folklore (n.) Look up folklore at
"traditional beliefs and customs of the common people," 1846, coined by antiquarian William J. Thoms (1803-1885) as an Anglo-Saxonism (replacing popular antiquities) in imitation of German compounds in Volk- and first published in the "Athenaeum" of Aug. 22, 1846; see folk + lore.
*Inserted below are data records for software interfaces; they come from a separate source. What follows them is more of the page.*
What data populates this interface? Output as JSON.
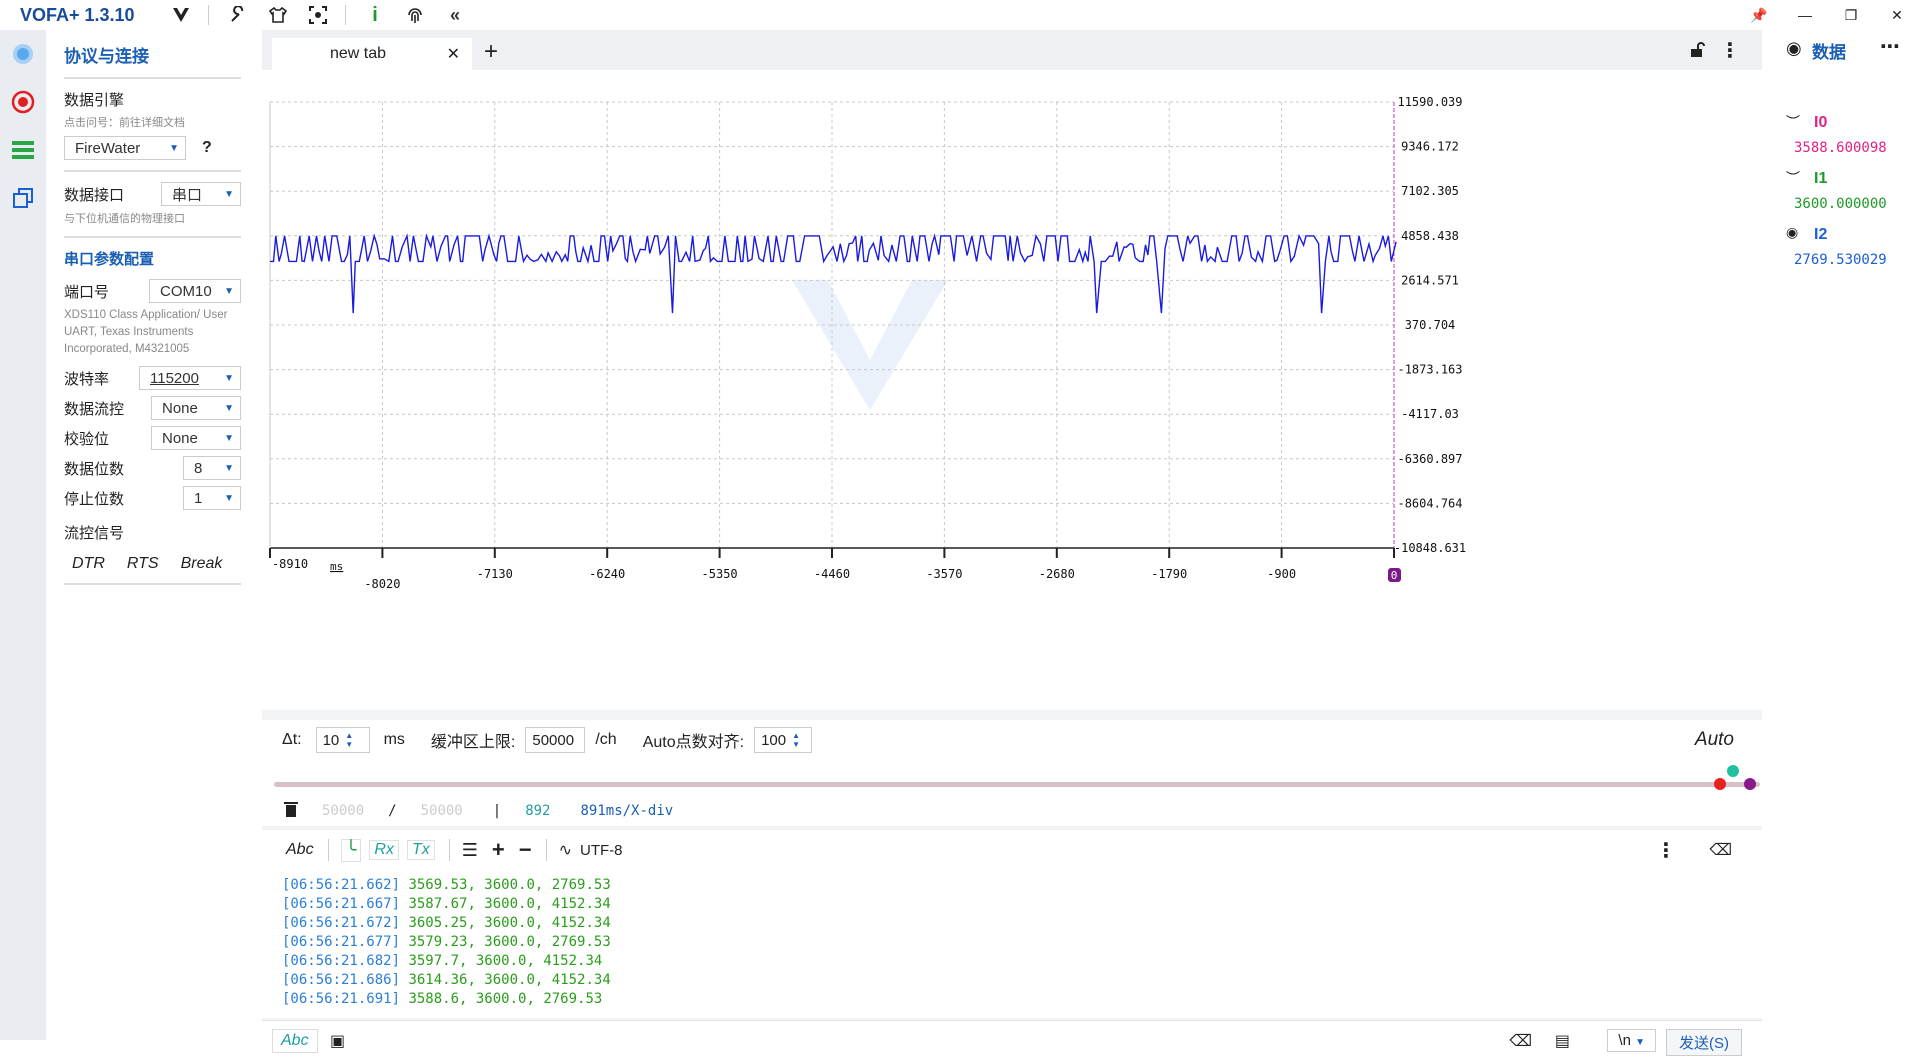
{
  "app": {
    "title": "VOFA+ 1.3.10"
  },
  "toolbar_icons": [
    "vofa-logo-icon",
    "wrench-icon",
    "shirt-icon",
    "screenshot-icon",
    "info-icon",
    "fingerprint-icon",
    "collapse-icon"
  ],
  "sidebar": {
    "title": "协议与连接",
    "engine_label": "数据引擎",
    "engine_hint": "点击问号：前往详细文档",
    "engine_value": "FireWater",
    "help": "?",
    "interface_label": "数据接口",
    "interface_value": "串口",
    "interface_hint": "与下位机通信的物理接口",
    "serial_section": "串口参数配置",
    "port_label": "端口号",
    "port_value": "COM10",
    "port_desc": "XDS110 Class Application/ User UART, Texas Instruments Incorporated, M4321005",
    "baud_label": "波特率",
    "baud_value": "115200",
    "flow_label": "数据流控",
    "flow_value": "None",
    "parity_label": "校验位",
    "parity_value": "None",
    "databits_label": "数据位数",
    "databits_value": "8",
    "stopbits_label": "停止位数",
    "stopbits_value": "1",
    "flowsig_label": "流控信号",
    "dtr": "DTR",
    "rts": "RTS",
    "break": "Break"
  },
  "tabs": [
    {
      "label": "new tab",
      "close": "✕"
    }
  ],
  "tab_add": "+",
  "chart_data": {
    "type": "line",
    "y_ticks": [
      "11590.039",
      "9346.172",
      "7102.305",
      "4858.438",
      "2614.571",
      "370.704",
      "-1873.163",
      "-4117.03",
      "-6360.897",
      "-8604.764",
      "-10848.631"
    ],
    "x_ticks": [
      "-8910",
      "-8020",
      "-7130",
      "-6240",
      "-5350",
      "-4460",
      "-3570",
      "-2680",
      "-1790",
      "-900",
      "0"
    ],
    "x_unit": "ms",
    "ylim": [
      -10848.631,
      11590.039
    ],
    "xlim": [
      -8910,
      0
    ],
    "series": [
      {
        "name": "I2",
        "color": "#1a1ae0",
        "values_min": 2614.571,
        "values_max": 4858.438,
        "typical": [
          2769.53,
          4152.34
        ]
      }
    ],
    "grid": true
  },
  "right_panel": {
    "title": "数据",
    "channels": [
      {
        "name": "I0",
        "value": "3588.600098",
        "color": "#e0218a"
      },
      {
        "name": "I1",
        "value": "3600.000000",
        "color": "#1f9a2a"
      },
      {
        "name": "I2",
        "value": "2769.530029",
        "color": "#1a5fd8"
      }
    ]
  },
  "controls": {
    "dt_label": "Δt:",
    "dt_value": "10",
    "dt_unit": "ms",
    "buffer_label": "缓冲区上限:",
    "buffer_value": "50000",
    "buffer_unit": "/ch",
    "auto_label": "Auto点数对齐:",
    "auto_value": "100",
    "auto_mode": "Auto"
  },
  "status": {
    "a": "50000",
    "sep1": "/",
    "b": "50000",
    "sep2": "|",
    "count": "892",
    "rate": "891ms/X-div"
  },
  "terminal_toolbar": {
    "abc": "Abc",
    "rx": "Rx",
    "tx": "Tx",
    "encoding": "UTF-8"
  },
  "terminal_lines": [
    {
      "ts": "[06:56:21.662]",
      "vals": "3569.53, 3600.0, 2769.53"
    },
    {
      "ts": "[06:56:21.667]",
      "vals": "3587.67, 3600.0, 4152.34"
    },
    {
      "ts": "[06:56:21.672]",
      "vals": "3605.25, 3600.0, 4152.34"
    },
    {
      "ts": "[06:56:21.677]",
      "vals": "3579.23, 3600.0, 2769.53"
    },
    {
      "ts": "[06:56:21.682]",
      "vals": "3597.7, 3600.0, 4152.34"
    },
    {
      "ts": "[06:56:21.686]",
      "vals": "3614.36, 3600.0, 4152.34"
    },
    {
      "ts": "[06:56:21.691]",
      "vals": "3588.6, 3600.0, 2769.53"
    }
  ],
  "sendbar": {
    "abc": "Abc",
    "newline": "\\n",
    "send": "发送(S)"
  }
}
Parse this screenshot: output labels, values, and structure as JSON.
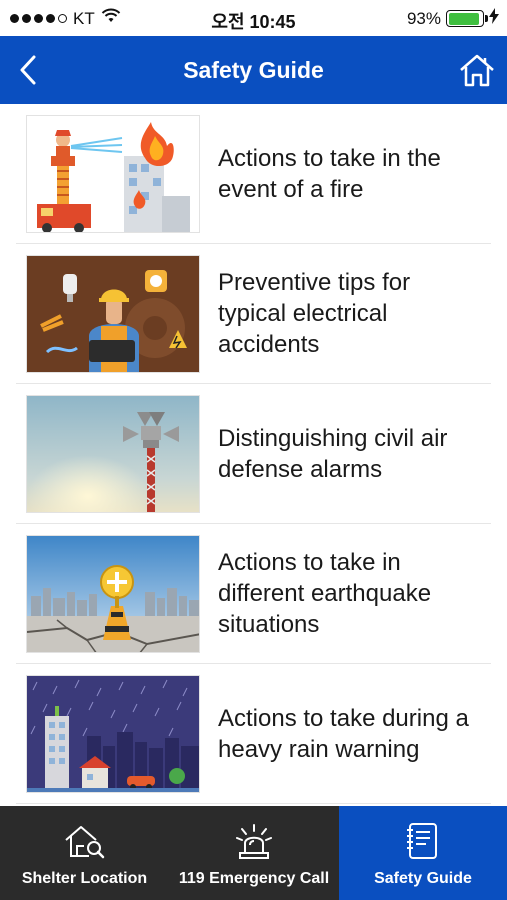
{
  "status_bar": {
    "carrier": "KT",
    "time": "오전 10:45",
    "battery_percent": "93%",
    "battery_level": 0.93,
    "signal_bars_filled": 4,
    "signal_bars_total": 5
  },
  "nav": {
    "title": "Safety Guide",
    "back_icon": "chevron-left-icon",
    "home_icon": "home-icon"
  },
  "guides": [
    {
      "title": "Actions to take in the event of a fire",
      "image": "firefighter-illustration"
    },
    {
      "title": "Preventive tips for typical electrical accidents",
      "image": "electrician-illustration"
    },
    {
      "title": "Distinguishing civil air defense alarms",
      "image": "siren-tower-photo"
    },
    {
      "title": "Actions to take in different earthquake situations",
      "image": "earthquake-crack-illustration"
    },
    {
      "title": "Actions to take during a heavy rain warning",
      "image": "heavy-rain-city-illustration"
    }
  ],
  "tabs": [
    {
      "label": "Shelter Location",
      "icon": "shelter-search-icon",
      "active": false
    },
    {
      "label": "119 Emergency Call",
      "icon": "emergency-siren-icon",
      "active": false
    },
    {
      "label": "Safety Guide",
      "icon": "guide-book-icon",
      "active": true
    }
  ],
  "colors": {
    "primary": "#0a4fc0",
    "tab_bar": "#2b2b2b",
    "battery": "#3fbf3f"
  }
}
Old English folclar meant "homily."

This word revived folk in a modern sense of "of the common people, whose culture is handed down orally," and opened up a flood of compound formations: Folk art (1892), folk-hero (1874), folk-medicine (1877), folk-tale (1850; Old English folctalu meant "genealogy"), folk-song (1847, "a song of the people," translating German Volkslied), folk-singer (1876), folk-dance (1877).